## What you should do:
Could the data below be copied out in full, word for word?
(Information provided Opens)
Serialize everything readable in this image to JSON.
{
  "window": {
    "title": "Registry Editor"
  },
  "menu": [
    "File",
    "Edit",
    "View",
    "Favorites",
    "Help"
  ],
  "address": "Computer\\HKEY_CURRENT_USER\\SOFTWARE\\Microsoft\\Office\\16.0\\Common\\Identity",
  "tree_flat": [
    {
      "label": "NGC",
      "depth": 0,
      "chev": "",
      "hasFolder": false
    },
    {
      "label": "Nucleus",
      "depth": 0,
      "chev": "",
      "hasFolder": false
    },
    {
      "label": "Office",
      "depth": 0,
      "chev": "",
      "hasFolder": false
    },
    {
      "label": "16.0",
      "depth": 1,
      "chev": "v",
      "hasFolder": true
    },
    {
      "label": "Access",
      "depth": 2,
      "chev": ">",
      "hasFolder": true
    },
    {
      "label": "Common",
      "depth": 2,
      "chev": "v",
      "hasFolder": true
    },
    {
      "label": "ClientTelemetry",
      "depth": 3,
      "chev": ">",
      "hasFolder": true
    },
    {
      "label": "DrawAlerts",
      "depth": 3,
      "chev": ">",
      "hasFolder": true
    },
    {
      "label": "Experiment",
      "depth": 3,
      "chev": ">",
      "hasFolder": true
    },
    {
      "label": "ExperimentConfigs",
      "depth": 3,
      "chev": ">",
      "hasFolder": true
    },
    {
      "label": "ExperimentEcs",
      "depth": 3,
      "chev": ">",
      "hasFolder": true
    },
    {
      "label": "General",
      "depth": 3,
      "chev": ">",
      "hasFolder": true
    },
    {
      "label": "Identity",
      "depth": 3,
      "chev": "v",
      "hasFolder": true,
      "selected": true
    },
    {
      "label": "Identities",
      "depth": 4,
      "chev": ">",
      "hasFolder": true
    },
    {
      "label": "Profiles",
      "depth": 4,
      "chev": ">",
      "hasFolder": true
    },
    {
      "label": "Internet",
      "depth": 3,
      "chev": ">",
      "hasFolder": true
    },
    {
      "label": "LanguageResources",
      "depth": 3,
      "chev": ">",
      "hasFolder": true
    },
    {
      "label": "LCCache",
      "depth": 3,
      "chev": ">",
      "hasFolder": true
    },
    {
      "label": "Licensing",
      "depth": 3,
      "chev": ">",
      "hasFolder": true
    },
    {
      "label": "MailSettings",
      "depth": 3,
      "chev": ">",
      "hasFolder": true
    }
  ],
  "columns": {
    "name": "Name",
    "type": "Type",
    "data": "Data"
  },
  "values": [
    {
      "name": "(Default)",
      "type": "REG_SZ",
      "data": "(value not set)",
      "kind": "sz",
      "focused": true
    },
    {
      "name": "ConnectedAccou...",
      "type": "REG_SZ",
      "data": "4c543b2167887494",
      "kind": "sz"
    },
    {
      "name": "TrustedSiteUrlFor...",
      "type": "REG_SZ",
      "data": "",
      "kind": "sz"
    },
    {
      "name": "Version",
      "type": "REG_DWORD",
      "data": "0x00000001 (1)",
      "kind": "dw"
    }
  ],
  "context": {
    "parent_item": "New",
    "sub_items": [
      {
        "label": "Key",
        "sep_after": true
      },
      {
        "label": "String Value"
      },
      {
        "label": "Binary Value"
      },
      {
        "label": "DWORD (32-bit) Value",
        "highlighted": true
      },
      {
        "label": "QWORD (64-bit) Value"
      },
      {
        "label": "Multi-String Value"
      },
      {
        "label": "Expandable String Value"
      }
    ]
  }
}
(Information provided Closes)
## Written response:
Serialize everything readable in this image to JSON.
{
  "window": {
    "title": "Registry Editor"
  },
  "menu": [
    "File",
    "Edit",
    "View",
    "Favorites",
    "Help"
  ],
  "address": "Computer\\HKEY_CURRENT_USER\\SOFTWARE\\Microsoft\\Office\\16.0\\Common\\Identity",
  "tree_flat": [
    {
      "label": "NGC",
      "depth": 0,
      "chev": "",
      "hasFolder": false
    },
    {
      "label": "Nucleus",
      "depth": 0,
      "chev": "",
      "hasFolder": false
    },
    {
      "label": "Office",
      "depth": 0,
      "chev": "",
      "hasFolder": false
    },
    {
      "label": "16.0",
      "depth": 1,
      "chev": "v",
      "hasFolder": true
    },
    {
      "label": "Access",
      "depth": 2,
      "chev": ">",
      "hasFolder": true
    },
    {
      "label": "Common",
      "depth": 2,
      "chev": "v",
      "hasFolder": true
    },
    {
      "label": "ClientTelemetry",
      "depth": 3,
      "chev": ">",
      "hasFolder": true
    },
    {
      "label": "DrawAlerts",
      "depth": 3,
      "chev": ">",
      "hasFolder": true
    },
    {
      "label": "Experiment",
      "depth": 3,
      "chev": ">",
      "hasFolder": true
    },
    {
      "label": "ExperimentConfigs",
      "depth": 3,
      "chev": ">",
      "hasFolder": true
    },
    {
      "label": "ExperimentEcs",
      "depth": 3,
      "chev": ">",
      "hasFolder": true
    },
    {
      "label": "General",
      "depth": 3,
      "chev": ">",
      "hasFolder": true
    },
    {
      "label": "Identity",
      "depth": 3,
      "chev": "v",
      "hasFolder": true,
      "selected": true
    },
    {
      "label": "Identities",
      "depth": 4,
      "chev": ">",
      "hasFolder": true
    },
    {
      "label": "Profiles",
      "depth": 4,
      "chev": ">",
      "hasFolder": true
    },
    {
      "label": "Internet",
      "depth": 3,
      "chev": ">",
      "hasFolder": true
    },
    {
      "label": "LanguageResources",
      "depth": 3,
      "chev": ">",
      "hasFolder": true
    },
    {
      "label": "LCCache",
      "depth": 3,
      "chev": ">",
      "hasFolder": true
    },
    {
      "label": "Licensing",
      "depth": 3,
      "chev": ">",
      "hasFolder": true
    },
    {
      "label": "MailSettings",
      "depth": 3,
      "chev": ">",
      "hasFolder": true
    }
  ],
  "columns": {
    "name": "Name",
    "type": "Type",
    "data": "Data"
  },
  "values": [
    {
      "name": "(Default)",
      "type": "REG_SZ",
      "data": "(value not set)",
      "kind": "sz",
      "focused": true
    },
    {
      "name": "ConnectedAccou...",
      "type": "REG_SZ",
      "data": "4c543b2167887494",
      "kind": "sz"
    },
    {
      "name": "TrustedSiteUrlFor...",
      "type": "REG_SZ",
      "data": "",
      "kind": "sz"
    },
    {
      "name": "Version",
      "type": "REG_DWORD",
      "data": "0x00000001 (1)",
      "kind": "dw"
    }
  ],
  "context": {
    "parent_item": "New",
    "sub_items": [
      {
        "label": "Key",
        "sep_after": true
      },
      {
        "label": "String Value"
      },
      {
        "label": "Binary Value"
      },
      {
        "label": "DWORD (32-bit) Value",
        "highlighted": true
      },
      {
        "label": "QWORD (64-bit) Value"
      },
      {
        "label": "Multi-String Value"
      },
      {
        "label": "Expandable String Value"
      }
    ]
  }
}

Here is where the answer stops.